Efficacy of previous infection in preventing re-infection with Omicron and other variants of SARS-CoV-2 in Qatar

In a recent study published on the medRxiv* preprint server, researchers estimate the effectiveness of a previous infection in preventing reinfection (PE) with Omicron and other variants of severe acute respiratory syndrome coronavirus 2 (SARS-CoV-2) for the population resident of Qatar.

Study: Protection offered by previous infection against reinfection by SARS-CoV-2 with the Omicron variant. Image Credit: creativeneko / Shutterstock

Previous infection with SARS-CoV-2 elicits strong protection against reinfection with variants Alpha (B.1.1.7), Beta (B.1.351) and Delta (B.1.617.2). However, this is not true for the Omicron variant (B.1.1.529) harboring multiple mutations in its Spike protein that mediate immune evasion.

About the study

PE is the proportional reduction in susceptibility to infection with coronavirus disease 2019 (COVID-19) in people who have been previously infected vis à vis those who have not previously been infected with SARS-CoV-2. Researchers in the present study estimated PE with Omicron and other variants of SARS-CoV-2 in Qatar using the negative test case-control study design, a methodology validated for robust estimates of PE to ” study the protection conferred by the previous SARS. CoV-2 infection in the prevention of reinfection with SARS-CoV-2 variants.

The source of the data for the current study was Qatar’s National and Federated SARS-CoV-2 Databases, which included details of all cases of COVID-19 polymerase chain reaction (PCR) tests, vaccinations, clinical infections, hospitalizations, deaths and others. demography. At the time of the study, while almost everyone in Qatar was vaccinated, vaccination records of people arriving from other countries were also recorded in Qatar’s SARS-CoV-2 databases at the airport.

EPs were estimated for Alpha, Beta and Delta variants in subjects identified between March 23, 2021 and November 18, 2021. Both positive cases by PCR with a variant genotyped infection, confirmed by real-time reverse transcription PCR ( RT-qPCR) genotyping of positive clinical specimens and controls were exactly matched in a ratio of 1: 5 by sex, 10-year age group, nationality, and PCR test calendar week to help control for known differences or bias in the risk of exposure to SARS-CoV-2 infection.

Likewise, PEs were estimated for the Omicron variant in subjects identified between December 23, 2021 and January 2, 2022. Omicron-infected COVID-19 cases and controls were matched in a ratio of 1: 3 by sex. , age of 10 years group, nationality and calendar day of the PCR test.

COVID-19 re-infections with negligible symptoms and high Ct the values ​​are not significant from a public health point of view. Therefore, the study focused only on estimating PE against re-infections with an RT-qPCR cycle cutoff (Ct) of ≤30.
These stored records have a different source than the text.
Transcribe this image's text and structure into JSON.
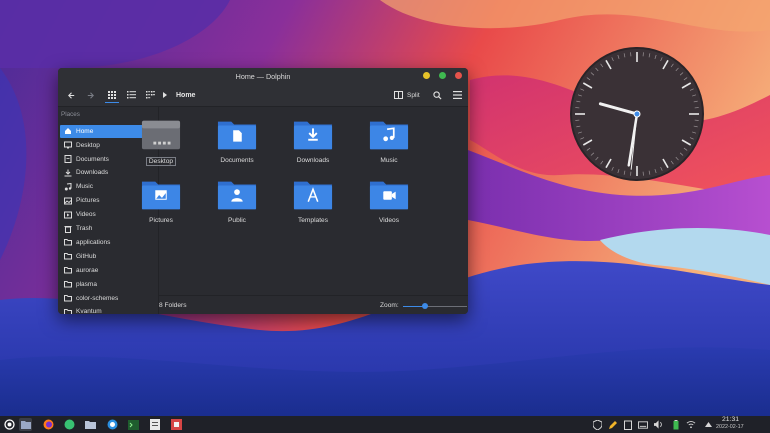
{
  "window": {
    "title": "Home — Dolphin",
    "buttons": {
      "minimize_color": "#e6c229",
      "maximize_color": "#3fb950",
      "close_color": "#e5534b"
    }
  },
  "toolbar": {
    "back_icon": "arrow-left-icon",
    "forward_icon": "arrow-right-icon",
    "view_modes": [
      "icons-view-icon",
      "details-view-icon",
      "compact-view-icon"
    ],
    "breadcrumb": "Home",
    "split_label": "Split",
    "search_icon": "search-icon",
    "menu_icon": "hamburger-menu-icon"
  },
  "sidebar": {
    "header": "Places",
    "items": [
      {
        "label": "Home",
        "icon": "home-icon",
        "selected": true
      },
      {
        "label": "Desktop",
        "icon": "desktop-icon"
      },
      {
        "label": "Documents",
        "icon": "document-icon"
      },
      {
        "label": "Downloads",
        "icon": "download-icon"
      },
      {
        "label": "Music",
        "icon": "music-icon"
      },
      {
        "label": "Pictures",
        "icon": "picture-icon"
      },
      {
        "label": "Videos",
        "icon": "video-icon"
      },
      {
        "label": "Trash",
        "icon": "trash-icon"
      },
      {
        "label": "applications",
        "icon": "folder-icon"
      },
      {
        "label": "GitHub",
        "icon": "folder-icon"
      },
      {
        "label": "aurorae",
        "icon": "folder-icon"
      },
      {
        "label": "plasma",
        "icon": "folder-icon"
      },
      {
        "label": "color-schemes",
        "icon": "folder-icon"
      },
      {
        "label": "Kvantum",
        "icon": "folder-icon"
      }
    ]
  },
  "files": [
    {
      "label": "Desktop",
      "icon": "desktop-folder-icon",
      "focused": true
    },
    {
      "label": "Documents",
      "icon": "documents-folder-icon"
    },
    {
      "label": "Downloads",
      "icon": "downloads-folder-icon"
    },
    {
      "label": "Music",
      "icon": "music-folder-icon"
    },
    {
      "label": "Pictures",
      "icon": "pictures-folder-icon"
    },
    {
      "label": "Public",
      "icon": "public-folder-icon"
    },
    {
      "label": "Templates",
      "icon": "templates-folder-icon"
    },
    {
      "label": "Videos",
      "icon": "videos-folder-icon"
    }
  ],
  "status": {
    "count": "8 Folders",
    "zoom_label": "Zoom:",
    "zoom_fraction": 0.35
  },
  "clock": {
    "hours": 9,
    "minutes": 31,
    "seconds": 31
  },
  "taskbar": {
    "launchers": [
      "app-launcher-icon",
      "file-manager-icon",
      "firefox-icon",
      "spotify-icon",
      "folder-icon",
      "browser-icon",
      "terminal-icon",
      "document-viewer-icon",
      "package-icon"
    ],
    "tray": [
      "shield-icon",
      "pen-icon",
      "clipboard-icon",
      "keyboard-icon",
      "volume-icon",
      "battery-icon",
      "wifi-icon",
      "arrow-up-icon"
    ],
    "time": "21:31",
    "date": "2022-02-17"
  },
  "colors": {
    "accent": "#3d8be8",
    "folder": "#3d86e6",
    "panel": "#2a2b30"
  }
}
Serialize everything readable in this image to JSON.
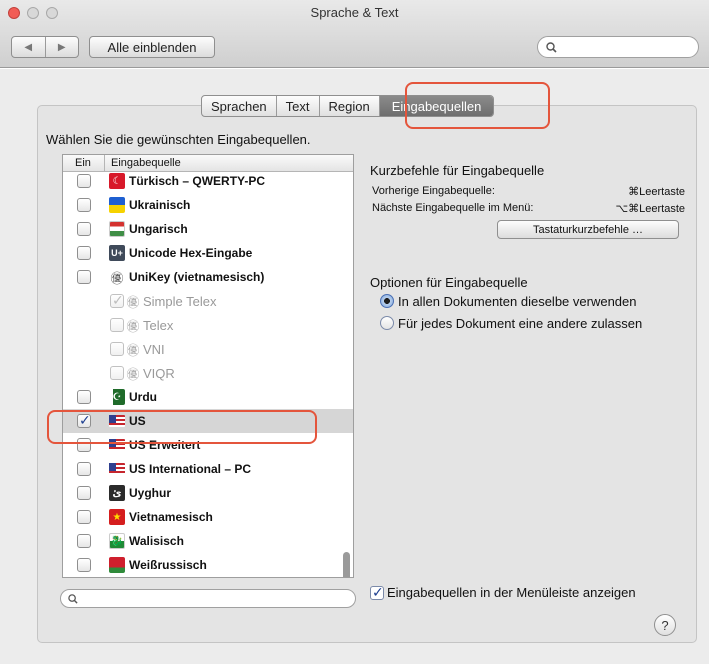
{
  "window": {
    "title": "Sprache & Text"
  },
  "toolbar": {
    "back": "◀",
    "forward": "▶",
    "show_all": "Alle einblenden",
    "search_placeholder": ""
  },
  "tabs": [
    {
      "label": "Sprachen",
      "active": false
    },
    {
      "label": "Text",
      "active": false
    },
    {
      "label": "Region",
      "active": false
    },
    {
      "label": "Eingabequellen",
      "active": true
    }
  ],
  "prompt": "Wählen Sie die gewünschten Eingabequellen.",
  "list": {
    "header_ein": "Ein",
    "header_source": "Eingabequelle",
    "rows": [
      {
        "label": "Türkisch – QWERTY-PC",
        "checked": false,
        "icon": "turkish-flag-icon"
      },
      {
        "label": "Ukrainisch",
        "checked": false,
        "icon": "ukraine-flag-icon"
      },
      {
        "label": "Ungarisch",
        "checked": false,
        "icon": "hungary-flag-icon"
      },
      {
        "label": "Unicode Hex-Eingabe",
        "checked": false,
        "icon": "unicode-icon"
      },
      {
        "label": "UniKey (vietnamesisch)",
        "checked": false,
        "icon": "unikey-globe-icon"
      },
      {
        "label": "Simple Telex",
        "checked": true,
        "sub": true,
        "icon": "unikey-globe-icon"
      },
      {
        "label": "Telex",
        "checked": false,
        "sub": true,
        "icon": "unikey-globe-icon"
      },
      {
        "label": "VNI",
        "checked": false,
        "sub": true,
        "icon": "unikey-globe-icon"
      },
      {
        "label": "VIQR",
        "checked": false,
        "sub": true,
        "icon": "unikey-globe-icon"
      },
      {
        "label": "Urdu",
        "checked": false,
        "icon": "pakistan-flag-icon"
      },
      {
        "label": "US",
        "checked": true,
        "selected": true,
        "icon": "us-flag-icon"
      },
      {
        "label": "US Erweitert",
        "checked": false,
        "icon": "us-flag-icon"
      },
      {
        "label": "US International – PC",
        "checked": false,
        "icon": "us-flag-icon"
      },
      {
        "label": "Uyghur",
        "checked": false,
        "icon": "uyghur-icon"
      },
      {
        "label": "Vietnamesisch",
        "checked": false,
        "icon": "vietnam-flag-icon"
      },
      {
        "label": "Walisisch",
        "checked": false,
        "icon": "wales-flag-icon"
      },
      {
        "label": "Weißrussisch",
        "checked": false,
        "icon": "belarus-flag-icon"
      }
    ]
  },
  "shortcuts": {
    "title": "Kurzbefehle für Eingabequelle",
    "previous_label": "Vorherige Eingabequelle:",
    "previous_key": "⌘Leertaste",
    "next_label": "Nächste Eingabequelle im Menü:",
    "next_key": "⌥⌘Leertaste",
    "button": "Tastaturkurzbefehle …"
  },
  "options": {
    "title": "Optionen für Eingabequelle",
    "radio_same": "In allen Dokumenten dieselbe verwenden",
    "radio_per_doc": "Für jedes Dokument eine andere zulassen",
    "selected": "same"
  },
  "bottom": {
    "list_search_placeholder": "",
    "show_in_menu": "Eingabequellen in der Menüleiste anzeigen",
    "show_in_menu_checked": true,
    "help": "?"
  },
  "colors": {
    "highlight": "#e4553c",
    "active_tab": "#7a7a7a",
    "checkmark": "#1c3e8f"
  }
}
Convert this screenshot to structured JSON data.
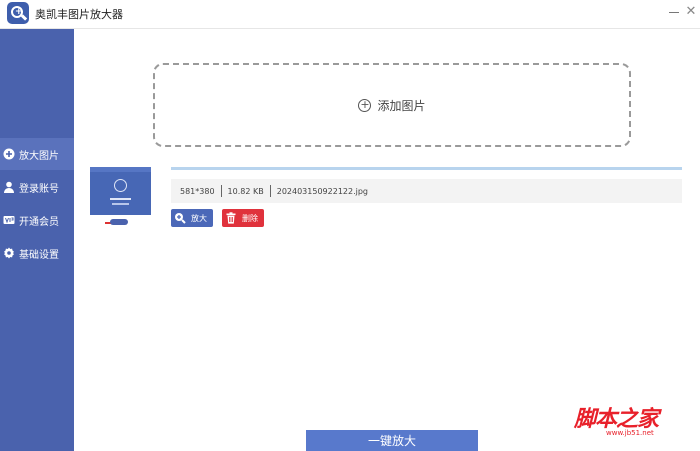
{
  "window": {
    "title": "奥凯丰图片放大器"
  },
  "sidebar": {
    "items": [
      {
        "label": "放大图片",
        "icon": "plus-circle-icon",
        "active": true
      },
      {
        "label": "登录账号",
        "icon": "user-icon",
        "active": false
      },
      {
        "label": "开通会员",
        "icon": "vip-icon",
        "active": false
      },
      {
        "label": "基础设置",
        "icon": "gear-icon",
        "active": false
      }
    ]
  },
  "main": {
    "dropzone_label": "添加图片",
    "file": {
      "dimensions": "581*380",
      "size": "10.82 KB",
      "name": "202403150922122.jpg",
      "progress": 1.0
    },
    "zoom_button": "放大",
    "delete_button": "删除",
    "one_click_button": "一键放大"
  },
  "watermark": {
    "text": "脚本之家",
    "url": "www.jb51.net"
  },
  "colors": {
    "sidebar": "#4a62ad",
    "accent": "#5879cc",
    "danger": "#e0323c",
    "watermark": "#e8202a"
  }
}
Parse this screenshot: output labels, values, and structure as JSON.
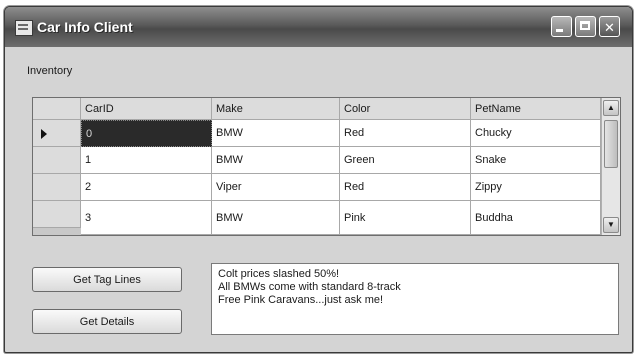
{
  "window": {
    "title": "Car Info Client",
    "controls": {
      "minimize": "_",
      "close": "✕"
    }
  },
  "inventory_label": "Inventory",
  "grid": {
    "columns": [
      "CarID",
      "Make",
      "Color",
      "PetName"
    ],
    "rows": [
      {
        "carid": "0",
        "make": "BMW",
        "color": "Red",
        "petname": "Chucky"
      },
      {
        "carid": "1",
        "make": "BMW",
        "color": "Green",
        "petname": "Snake"
      },
      {
        "carid": "2",
        "make": "Viper",
        "color": "Red",
        "petname": "Zippy"
      },
      {
        "carid": "3",
        "make": "BMW",
        "color": "Pink",
        "petname": "Buddha"
      }
    ],
    "current_row_marker": "►",
    "scroll": {
      "up": "▲",
      "down": "▼"
    }
  },
  "buttons": {
    "get_tag_lines": "Get Tag Lines",
    "get_details": "Get Details"
  },
  "output_text": "Colt prices slashed 50%!\nAll BMWs come with standard 8-track\nFree Pink Caravans...just ask me!"
}
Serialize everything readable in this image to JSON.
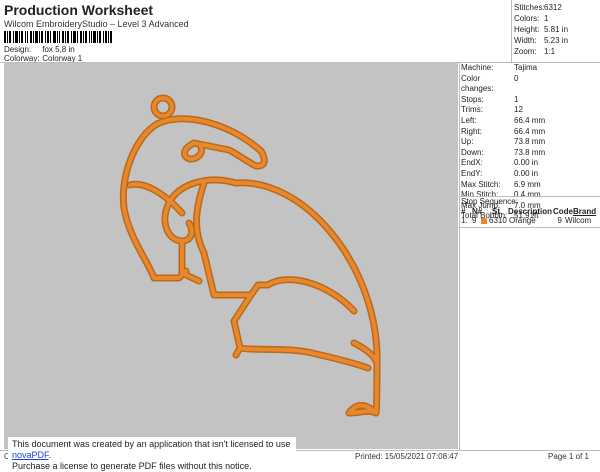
{
  "header": {
    "title": "Production Worksheet",
    "subtitle": "Wilcom EmbroideryStudio – Level 3 Advanced",
    "design_label": "Design:",
    "design_value": "fox 5,8 in",
    "colorway_label": "Colorway:",
    "colorway_value": "Colorway 1"
  },
  "stats": [
    {
      "label": "Stitches:",
      "value": "6312"
    },
    {
      "label": "Colors:",
      "value": "1"
    },
    {
      "label": "Height:",
      "value": "5.81 in"
    },
    {
      "label": "Width:",
      "value": "5.23 in"
    },
    {
      "label": "Zoom:",
      "value": "1:1"
    }
  ],
  "properties": [
    {
      "label": "Machine:",
      "value": "Tajima"
    },
    {
      "label": "Color changes:",
      "value": "0"
    },
    {
      "label": "Stops:",
      "value": "1"
    },
    {
      "label": "Trims:",
      "value": "12"
    },
    {
      "label": "Left:",
      "value": "66.4 mm"
    },
    {
      "label": "Right:",
      "value": "66.4 mm"
    },
    {
      "label": "Up:",
      "value": "73.8 mm"
    },
    {
      "label": "Down:",
      "value": "73.8 mm"
    },
    {
      "label": "EndX:",
      "value": "0.00 in"
    },
    {
      "label": "EndY:",
      "value": "0.00 in"
    },
    {
      "label": "Max Stitch:",
      "value": "6.9 mm"
    },
    {
      "label": "Min Stitch:",
      "value": "0.4 mm"
    },
    {
      "label": "Max Jump:",
      "value": "7.0 mm"
    },
    {
      "label": "Total Bobbin:",
      "value": "51.91ft"
    }
  ],
  "stop_sequence": {
    "title": "Stop Sequence:",
    "headers": [
      "#",
      "N#",
      "St.",
      "Description",
      "Code",
      "Brand"
    ],
    "rows": [
      {
        "num": "1.",
        "n": "9",
        "st": "6310",
        "desc": "Orange",
        "code": "9",
        "brand": "Wilcom",
        "color": "#e8872c"
      }
    ]
  },
  "notice": {
    "line1_prefix": "This document was created by an application that isn't licensed to use ",
    "link": "novaPDF",
    "line1_suffix": ".",
    "line2": "Purchase a license to generate PDF files without this notice."
  },
  "footer": {
    "left": "Cr",
    "printed": "Printed: 15/05/2021 07:08:47",
    "page": "Page 1 of 1"
  },
  "colors": {
    "thread": "#e8872c",
    "canvas": "#c3c3c3"
  }
}
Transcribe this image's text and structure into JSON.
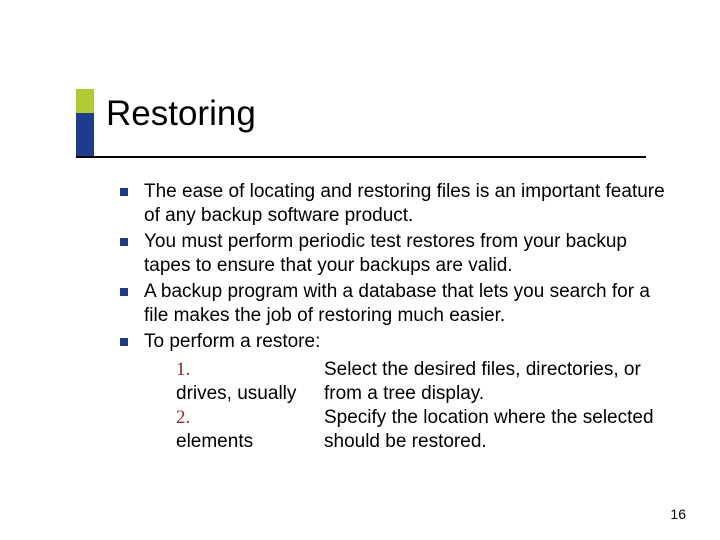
{
  "title": "Restoring",
  "bullets": [
    "The ease of locating and restoring files is an important feature of any backup software product.",
    "You must perform periodic test restores from your backup tapes to ensure that your backups are valid.",
    "A backup program with a database that lets you search for a file makes the job of restoring much easier.",
    "To perform a restore:"
  ],
  "steps": [
    {
      "num": "1.",
      "left_extra": "drives, usually",
      "right_line1": "Select the desired files, directories, or",
      "right_line2": "from a tree display."
    },
    {
      "num": "2.",
      "left_extra": "elements",
      "right_line1": "Specify the location where the selected",
      "right_line2": "should be restored."
    }
  ],
  "page_number": "16"
}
The researchers also conducted two sensitivity analyzes to check the robustness of the PE study estimates. The first analysis further adjusted vaccination status and the second analysis excluded individuals with a vaccination record prior to PCR testing.

Results

In the present study, the estimated EPs were one minus the ratio of the odds of previous infection in PCR positive cases to the odds of previous infection in controls. Previous infection referred to infection confirmed by PCR ≥ 90 days before a new positive PCR test.

Study results showed PEs of 90.2% for Alpha, 84.8% for Beta, 92.0% for Delta and 56.0% for Omicron. Of all the cases of COVID-19 re-infections, only one Alpha, two Beta, zero Delta and two Omicron re-infections have progressed to severe COVID-19 while none have progressed to critical or fatal COVID-19. The median time from previous infection to PCR testing in cases and controls of the Alpha, Beta, Delta, and Omicron variants was 279, 284,253, and 314 days, respectively.

Each study participant who tested positive on a PCR test and who was hospitalized was assessed for the severity of the infection every three days until discharge or death. This protocol assessing severity, criticality and mortality has been applied to all Alpha, Beta and Delta cases, but only to a small number of Omicron cases. The results estimated the PEs against hospitalization or death due to reinfection at 69.4% for Alpha, 88.0% for Beta, 100% for Delta and 87.8% for Omicron.

Conclusion

In summary, the study results predicted about 90% protection against Alpha, Beta or Delta variants of SARS-CoV-2 conferred by a previous infection with SARS-CoV-2 +, when it was considerably weaker against Omicron at almost 60%. Regardless of the variant, the previous infection also confers robust protection against hospitalization or death upon reinfection.

Since Qatar has an unusually young and diverse demographics, the study’s findings may not apply to other countries where senior citizens make up a large portion of the population. Qatar has only 9% of residents over the age of 50 and 89% of residents are expatriates from more than 150 countries.

*Important Notice

medRxiv publishes preliminary scientific reports which are not peer reviewed and, therefore, should not be considered conclusive, guide clinical practice / health-related behavior, or treated as established information.

Sara H. Byrd